There are a variety of sects of legal studies within which the professionals of law work in the United States. Some individuals work to help their fellow citizens in litigation, assist families in issues of reconciliation or separation, or even allow inventors to patent their original ideas. However, few branches of law help people as much as that of immigration law.

Immigration law is any statute which is based upon or opposed to content within the Immigration and Naturalization Act, and focuses on family reconciliation, adaption of foreigners seeking to move to the United States, and ultimately leads the U.S. to becoming the diverse “melting pot” that it is today. As a successful country with an ever-increasing population of immigrants (with growth of nearly 10 million people between 2000 and 2012), upholding the standards of immigrant acceptance and offering people of other countries a right to enter our borders and make a better life is foundational to American values.

Immigration Law Basics

Professionals working in the branch of law concerning immigration may find themselves interacting with an array of people, including those foreigners generally wanting to move to America, or even individuals seeking asylum and refugee status in the States. Lawyers and attorneys make cases for clients who desire either of these things, and paralegals assist lawyers in daily activities in order to enable them to help others in this way.

Paralegals in Immigration Law

Paralegals in this field of study have many roles and responsibilities, some of which include:

  • Planning day to day activities of attorneys through the creation of calendars
  • Writing and submitting motions, affidavits, and letters to courts for case purposes
  • Assisting in researching and obtaining client documentation, including police data, marriage records, and birth certificates
  • Working as a link between the Department of Labor (DOL), attorneys and lawyers, and the Immigration and Naturalization Act
  • Formulating and organizing petitions and applications
  • Helping clients in preparing for interviews with the department of Immigration and Naturalization Services
  • Allowing potential and future United States citizens to obtain a Visa for work

In relation to the aforementioned job description, immigration law paralegals may find themselves working for government agencies, law offices, and private corporations to enable and simplify the process of citizenship. Paralegals with this specialization make an average annual salary of $45,720.

Strengths for Immigration Law Paralegals

As an immigration law paralegal, the job will require a handful of strengths for career purposes, which are listed below.

Strength #1: Good Communication Skills

Working with clients in this field can sometimes be difficult due to the nature of language and cultural diversity, so paralegals working in this sect of law absolutely must be good communicators in order to be successful.

Strength #2: Willingness to Work with Others

While this may seem obvious to some, immigration law paralegals must be willing and able to work with individuals from other cultures and walks of life.

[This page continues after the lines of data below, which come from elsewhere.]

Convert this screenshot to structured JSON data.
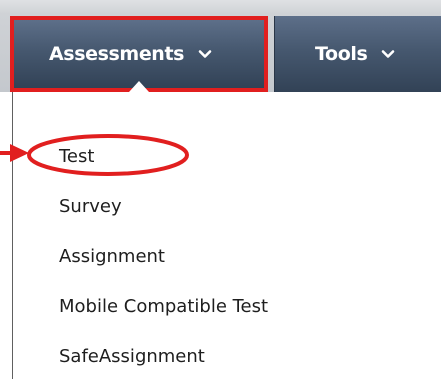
{
  "nav": {
    "assessments_label": "Assessments",
    "tools_label": "Tools"
  },
  "menu": {
    "items": [
      "Test",
      "Survey",
      "Assignment",
      "Mobile Compatible Test",
      "SafeAssignment"
    ]
  },
  "colors": {
    "highlight_red": "#e11f1f",
    "nav_dark": "#3a4a5f",
    "toolbar_gray": "#cfd2d6"
  }
}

Those seeking a career in this field must be globally aware and culturally sensitive, understanding that clients may not hold to the same societal standards and expectations. This willingness to work with others is crucial to those wanting to be an immigration law paralegal, as open-mindedness and appreciation of diversity are a large part of this job.

Strength #3: Organization and Efficiency

Individuals seeking to become immigration law paralegals need to be organized and efficient, as there can be a lot of paperwork and necessary steps in order to help clients obtain their goals. Processes of citizenship and naturalization can often take years to complete even in the fastest scenarios, so efficiency in this area is key to helping clients enter the country and obtain citizenship status as quickly as possible.

Strength #4: Empathy

Seeking citizenship or refugee status in the United States can be a difficult thing for many clients personally, as the process is sometimes long and discouraging. Because of this, it helps others most when immigration law paralegals empathize with the situations of clients and choose to see them as individuals rather than numbers in a case. This perspective of humanity is fundamental to thriving in this field, and should be considered prior to choosing this career.

Steps to Take

In order to become an immigration law paralegal, there are a series of steps that must be taken.

Step #1: Pick a School

While many schools claim to prepare you for a career in immigration law, the American Bar Association, or ABA, has filtered the various programs across the country and put a seal of approval on the ones that meet modern-day legal standards. For this reason, it is imperative to select a school has been ABA-approved so that you can be certain that the education you receive is one of quality and renown.

Step #2: Pick a Level

For those seeking an ABA-approved program for immigration law, it is also essential to decide which level of education you want to obtain. Some paralegal jobs require only an Associate’s degree in Paralegal Studies, leading to a career which does not often have requisites of higher education beyond this two-year degree. However, several paralegal associations (such as the American Association for Paralegal Education and the National Association of Legal Assistants) strongly recommend 4-year programs with subsequent internships in order to be successful in this career.

Step #3: Pick a Specialization

Beyond a general degree in immigration law and paralegal studies, one may also opt to participate in certificate programs to enable them to better-work with certain positions. Some topics for certification include:

  • Temporary work visas
  • Residency based on family presence
  • Government agencies overview
  • Sponsorship and visa classifications
  • Asylum and issues pertaining to protection
  • Naturalization and citizenship
  • Dual citizenship
  • Issues with client compliance to laws

Regardless of which steps you may choose to take, seeking a career as an immigration law paralegal is a choice which will benefit you for a lifetime, providing fulfillment as you help individuals work toward a better life in America.